RECORDS FOR THE TASK:
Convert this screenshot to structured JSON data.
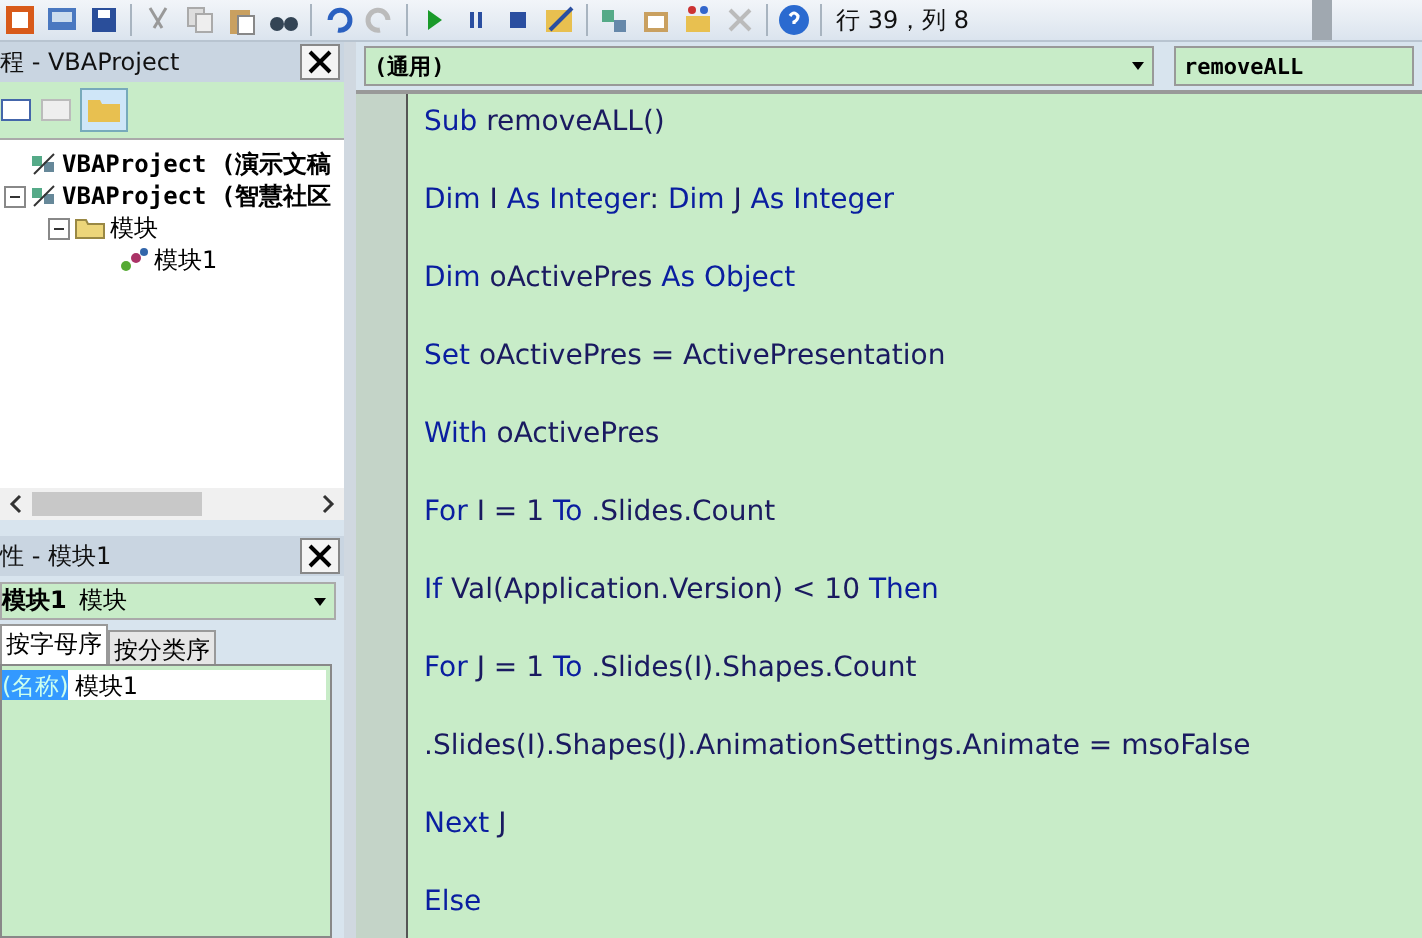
{
  "toolbar": {
    "position": "行 39，列 8"
  },
  "project_panel": {
    "title": "程 - VBAProject",
    "tree": [
      {
        "label": "VBAProject (演示文稿",
        "kind": "project"
      },
      {
        "label": "VBAProject (智慧社区",
        "expanded": true,
        "kind": "project",
        "children": [
          {
            "label": "模块",
            "expanded": true,
            "kind": "folder",
            "children": [
              {
                "label": "模块1",
                "kind": "module"
              }
            ]
          }
        ]
      }
    ]
  },
  "properties_panel": {
    "title": "性 - 模块1",
    "object": {
      "name": "模块1",
      "type": "模块"
    },
    "tabs": [
      {
        "label": "按字母序",
        "selected": true
      },
      {
        "label": "按分类序",
        "selected": false
      }
    ],
    "rows": [
      {
        "name": "(名称)",
        "value": "模块1",
        "selected": true
      }
    ]
  },
  "code_window": {
    "object_combo": "(通用)",
    "procedure_combo": "removeALL",
    "lines": [
      [
        {
          "text": "Sub",
          "kind": "keyword"
        },
        {
          "text": " removeALL()",
          "kind": "plain"
        }
      ],
      [
        {
          "text": "Dim",
          "kind": "keyword"
        },
        {
          "text": " I ",
          "kind": "plain"
        },
        {
          "text": "As Integer",
          "kind": "keyword"
        },
        {
          "text": ": ",
          "kind": "plain"
        },
        {
          "text": "Dim",
          "kind": "keyword"
        },
        {
          "text": " J ",
          "kind": "plain"
        },
        {
          "text": "As Integer",
          "kind": "keyword"
        }
      ],
      [
        {
          "text": "Dim",
          "kind": "keyword"
        },
        {
          "text": " oActivePres ",
          "kind": "plain"
        },
        {
          "text": "As Object",
          "kind": "keyword"
        }
      ],
      [
        {
          "text": "Set",
          "kind": "keyword"
        },
        {
          "text": " oActivePres = ActivePresentation",
          "kind": "plain"
        }
      ],
      [
        {
          "text": "With",
          "kind": "keyword"
        },
        {
          "text": " oActivePres",
          "kind": "plain"
        }
      ],
      [
        {
          "text": "For",
          "kind": "keyword"
        },
        {
          "text": " I = 1 ",
          "kind": "plain"
        },
        {
          "text": "To",
          "kind": "keyword"
        },
        {
          "text": " .Slides.Count",
          "kind": "plain"
        }
      ],
      [
        {
          "text": "If",
          "kind": "keyword"
        },
        {
          "text": " Val(Application.Version) < 10 ",
          "kind": "plain"
        },
        {
          "text": "Then",
          "kind": "keyword"
        }
      ],
      [
        {
          "text": "For",
          "kind": "keyword"
        },
        {
          "text": " J = 1 ",
          "kind": "plain"
        },
        {
          "text": "To",
          "kind": "keyword"
        },
        {
          "text": " .Slides(I).Shapes.Count",
          "kind": "plain"
        }
      ],
      [
        {
          "text": ".Slides(I).Shapes(J).AnimationSettings.Animate = msoFalse",
          "kind": "plain"
        }
      ],
      [
        {
          "text": "Next",
          "kind": "keyword"
        },
        {
          "text": " J",
          "kind": "plain"
        }
      ],
      [
        {
          "text": "Else",
          "kind": "keyword"
        }
      ]
    ]
  }
}
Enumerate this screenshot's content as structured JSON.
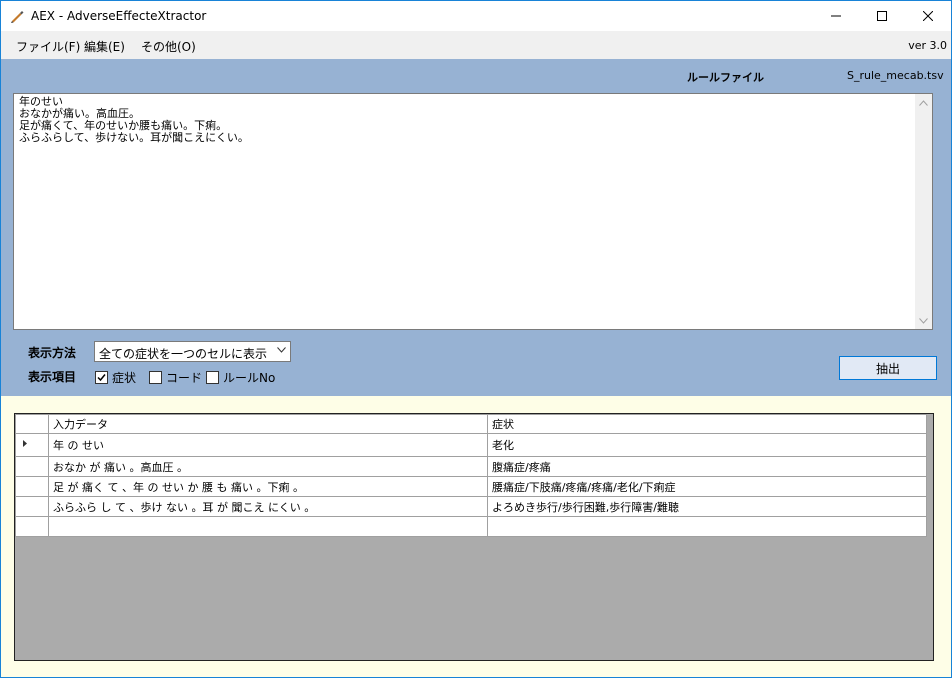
{
  "window": {
    "title": "AEX - AdverseEffecteXtractor",
    "minimize_icon": "minimize-icon",
    "maximize_icon": "maximize-icon",
    "close_icon": "close-icon"
  },
  "menu": {
    "items": [
      {
        "label": "ファイル(F)"
      },
      {
        "label": "編集(E)"
      },
      {
        "label": "その他(O)"
      }
    ],
    "version": "ver 3.0"
  },
  "rule": {
    "title": "ルールファイル",
    "file": "S_rule_mecab.tsv"
  },
  "input_text": {
    "lines": [
      "年のせい",
      "おなかが痛い。高血圧。",
      "足が痛くて、年のせいか腰も痛い。下痢。",
      "ふらふらして、歩けない。耳が聞こえにくい。"
    ]
  },
  "controls": {
    "display_method_label": "表示方法",
    "display_method_value": "全ての症状を一つのセルに表示",
    "display_items_label": "表示項目",
    "checkboxes": [
      {
        "label": "症状",
        "checked": true
      },
      {
        "label": "コード",
        "checked": false
      },
      {
        "label": "ルールNo",
        "checked": false
      }
    ],
    "extract_button": "抽出"
  },
  "grid": {
    "headers": [
      "入力データ",
      "症状"
    ],
    "rows": [
      [
        "年 の せい",
        "老化"
      ],
      [
        "おなか が 痛い 。高血圧 。",
        "腹痛症/疼痛"
      ],
      [
        "足 が 痛く て 、年 の せい か 腰 も 痛い 。下痢 。",
        "腰痛症/下肢痛/疼痛/疼痛/老化/下痢症"
      ],
      [
        "ふらふら し て 、歩け ない 。耳 が 聞こえ にくい 。",
        "よろめき歩行/歩行困難,歩行障害/難聴"
      ],
      [
        "",
        ""
      ]
    ]
  }
}
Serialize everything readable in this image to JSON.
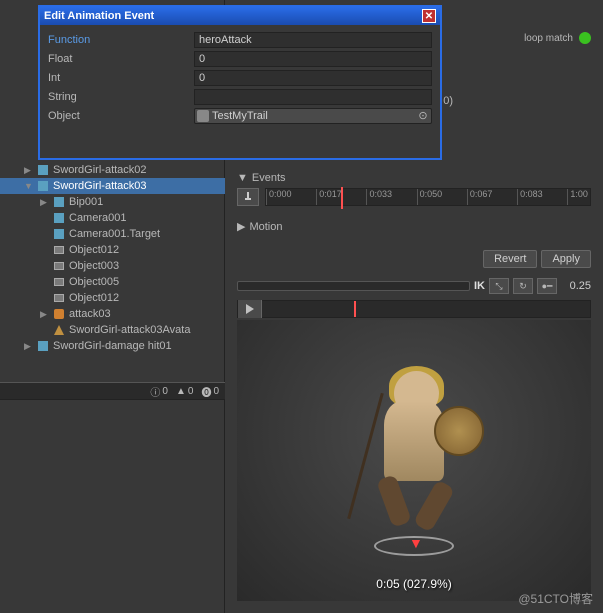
{
  "dialog": {
    "title": "Edit Animation Event",
    "fields": {
      "function_label": "Function",
      "function_value": "heroAttack",
      "float_label": "Float",
      "float_value": "0",
      "int_label": "Int",
      "int_value": "0",
      "string_label": "String",
      "string_value": "",
      "object_label": "Object",
      "object_value": "TestMyTrail"
    }
  },
  "hierarchy": [
    {
      "label": "SwordGirl-attack02",
      "indent": 1,
      "icon": "cube",
      "arrow": "▶",
      "selected": false
    },
    {
      "label": "SwordGirl-attack03",
      "indent": 1,
      "icon": "cube",
      "arrow": "▼",
      "selected": true
    },
    {
      "label": "Bip001",
      "indent": 2,
      "icon": "cube",
      "arrow": "▶",
      "selected": false
    },
    {
      "label": "Camera001",
      "indent": 2,
      "icon": "cube",
      "arrow": "",
      "selected": false
    },
    {
      "label": "Camera001.Target",
      "indent": 2,
      "icon": "cube",
      "arrow": "",
      "selected": false
    },
    {
      "label": "Object012",
      "indent": 2,
      "icon": "mesh",
      "arrow": "",
      "selected": false
    },
    {
      "label": "Object003",
      "indent": 2,
      "icon": "mesh",
      "arrow": "",
      "selected": false
    },
    {
      "label": "Object005",
      "indent": 2,
      "icon": "mesh",
      "arrow": "",
      "selected": false
    },
    {
      "label": "Object012",
      "indent": 2,
      "icon": "mesh",
      "arrow": "",
      "selected": false
    },
    {
      "label": "attack03",
      "indent": 2,
      "icon": "anim",
      "arrow": "▶",
      "selected": false
    },
    {
      "label": "SwordGirl-attack03Avata",
      "indent": 2,
      "icon": "avatar",
      "arrow": "",
      "selected": false
    },
    {
      "label": "SwordGirl-damage hit01",
      "indent": 1,
      "icon": "cube",
      "arrow": "▶",
      "selected": false
    }
  ],
  "status": {
    "info": "0",
    "warn": "0",
    "error": "0"
  },
  "right": {
    "loop_match": "loop match",
    "events_label": "Events",
    "motion_label": "Motion",
    "revert": "Revert",
    "apply": "Apply",
    "ik_label": "IK",
    "speed": "0.25",
    "timeline_ticks": [
      "0:000",
      "0:017",
      "0:033",
      "0:050",
      "0:067",
      "0:083",
      "1:00"
    ],
    "preview_time": "0:05 (027.9%)",
    "extra_text": "0)"
  },
  "watermark": "@51CTO博客"
}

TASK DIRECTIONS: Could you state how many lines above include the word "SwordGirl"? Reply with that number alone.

PROBLEM SOLUTION: 4